We all know of people that are constantly complaining about not being able to save any money. Are you one of those?
” People are always faster in finding an excuse rather than taking action… “
The general rule of thumb is that most of the people in the group above do not have any sort of plan, process or whatsoever when discussing savings. As with most things in life, we have to start with a plan.
Below are the top 3 actions I started doing every single month, to save more money and achieve a savings rate of at least 40% of my income.
Action #1 — Tracking Expenses
One of the first steps of taking control of our financial life is to know exactly how much we spend and on what. That means tracking all our expenses, from our rent/mortgage to the daily morning coffee. I normally categorize those expenses and give them priorities.
Paying the rent or our mortgage is usually one of the top priorities and in most of the cases is not a flexible expense. Therefore, we need to make sure top priority expenses are paid first.
If we are spending every penny we earn, we have to understand where can we cut back. Tracking our expenses will allow us to do exactly that. Starting off from the lowest priority, what are the things that we can reduce or even eliminate?
Let’s take an example…
If we are spending too much on fuel, do we have the chance to take public transportation once in a while? Will that cut 20% of our monthly spending? This is just an example of a compromise.
“ In order to get something more, we need to let go of something else. ”

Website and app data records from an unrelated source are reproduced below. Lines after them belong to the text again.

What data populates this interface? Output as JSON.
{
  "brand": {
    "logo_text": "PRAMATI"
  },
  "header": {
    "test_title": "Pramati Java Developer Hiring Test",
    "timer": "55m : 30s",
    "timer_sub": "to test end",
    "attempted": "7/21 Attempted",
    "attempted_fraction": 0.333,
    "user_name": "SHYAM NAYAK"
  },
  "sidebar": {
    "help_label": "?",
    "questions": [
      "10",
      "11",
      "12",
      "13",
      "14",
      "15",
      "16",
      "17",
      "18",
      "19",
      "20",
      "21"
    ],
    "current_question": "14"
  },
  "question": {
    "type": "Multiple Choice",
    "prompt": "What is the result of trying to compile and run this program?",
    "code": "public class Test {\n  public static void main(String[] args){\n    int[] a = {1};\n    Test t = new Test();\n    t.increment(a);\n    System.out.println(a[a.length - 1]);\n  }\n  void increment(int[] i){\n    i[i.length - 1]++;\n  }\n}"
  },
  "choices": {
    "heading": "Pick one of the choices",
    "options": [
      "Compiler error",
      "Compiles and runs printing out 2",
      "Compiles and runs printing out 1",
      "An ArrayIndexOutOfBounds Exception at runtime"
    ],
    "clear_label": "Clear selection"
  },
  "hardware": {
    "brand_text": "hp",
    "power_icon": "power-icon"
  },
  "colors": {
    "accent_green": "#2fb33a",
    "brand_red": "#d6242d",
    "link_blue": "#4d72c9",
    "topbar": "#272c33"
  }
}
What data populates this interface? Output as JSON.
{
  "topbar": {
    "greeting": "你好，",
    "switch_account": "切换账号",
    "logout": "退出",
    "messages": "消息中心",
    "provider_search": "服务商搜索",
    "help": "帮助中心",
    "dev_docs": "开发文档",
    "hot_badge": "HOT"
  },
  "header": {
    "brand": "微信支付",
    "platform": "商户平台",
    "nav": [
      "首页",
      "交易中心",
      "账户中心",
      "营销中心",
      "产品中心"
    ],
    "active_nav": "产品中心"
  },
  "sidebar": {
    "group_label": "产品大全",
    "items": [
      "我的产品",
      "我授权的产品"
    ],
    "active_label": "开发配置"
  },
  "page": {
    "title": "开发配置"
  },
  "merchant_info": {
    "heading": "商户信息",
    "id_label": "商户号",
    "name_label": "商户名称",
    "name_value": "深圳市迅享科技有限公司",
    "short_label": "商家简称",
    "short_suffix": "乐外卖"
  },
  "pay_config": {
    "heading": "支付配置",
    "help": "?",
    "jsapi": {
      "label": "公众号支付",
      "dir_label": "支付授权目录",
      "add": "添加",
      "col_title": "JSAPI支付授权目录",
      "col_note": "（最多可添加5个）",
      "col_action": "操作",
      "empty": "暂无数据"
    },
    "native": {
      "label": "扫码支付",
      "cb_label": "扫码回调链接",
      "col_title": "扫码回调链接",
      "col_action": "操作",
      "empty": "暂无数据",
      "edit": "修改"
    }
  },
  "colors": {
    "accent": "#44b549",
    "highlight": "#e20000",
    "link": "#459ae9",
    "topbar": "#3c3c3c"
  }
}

Action #2 — Set a Budget
Setting a budget will help us to have a ceiling or a hard limit. I think of it as the finish line of a race. The goal is to get there and stop!
If we already started with Action #1, our budget should be easy to compute and be enough to cover our monthly expenses plus any other unexpected expenses such as annual insurance or a car maintenance.
How much extra should I add on top of my expenses?
There is no right or wrong amount here. I started with a generic value of an extra 20% more than my fixed expenses and evaluated how it worked. It could have been 10% or even 5%.
Month after month, we will be able to compute an average and check on what we have spent the extra.
“ First, we start the process then we improve it. “
Action #3 — Set a Goal
Setting a goal is key to visualize where you want to be. When you take the car for a trip, you have a destination in mind. This will allow you to decide on the best route, plan any stops, etc.
The same goes for a savings goal. This goal should be included in your budget!
From my experience, I had better success and motivation by starting with a realistic goal. If I had set to myself a goal of saving 80% of my income, I knew from the start that it would be impossible to reach, with my current income.
Then is much easier to take baby steps…
My first realistic goal was about 10% of my income. This was basically what was generally left in my bank account when I got my first job without any budgeting at all. Then I know it would be easy to reach.
From there, you keep on increasing your goal and improving that budget. Today on average I am able to save more than 40% of my income. Some months more, some months less. That is intrinsic to variable expenses!
I am still able to travel and enjoy life, by including the non-mandatory aspects of my life into my budget. The few months on which I do not go out so often or cannot travel, I am able to save even more.
So what do I do with the money that I save? Every month I allocate this capital to one or more categories of my 5 basket portfolio. You can read more about it here.
What is your monthly savings goal? 1%, 10%, 60%? I am curious. Let me know in the comments below.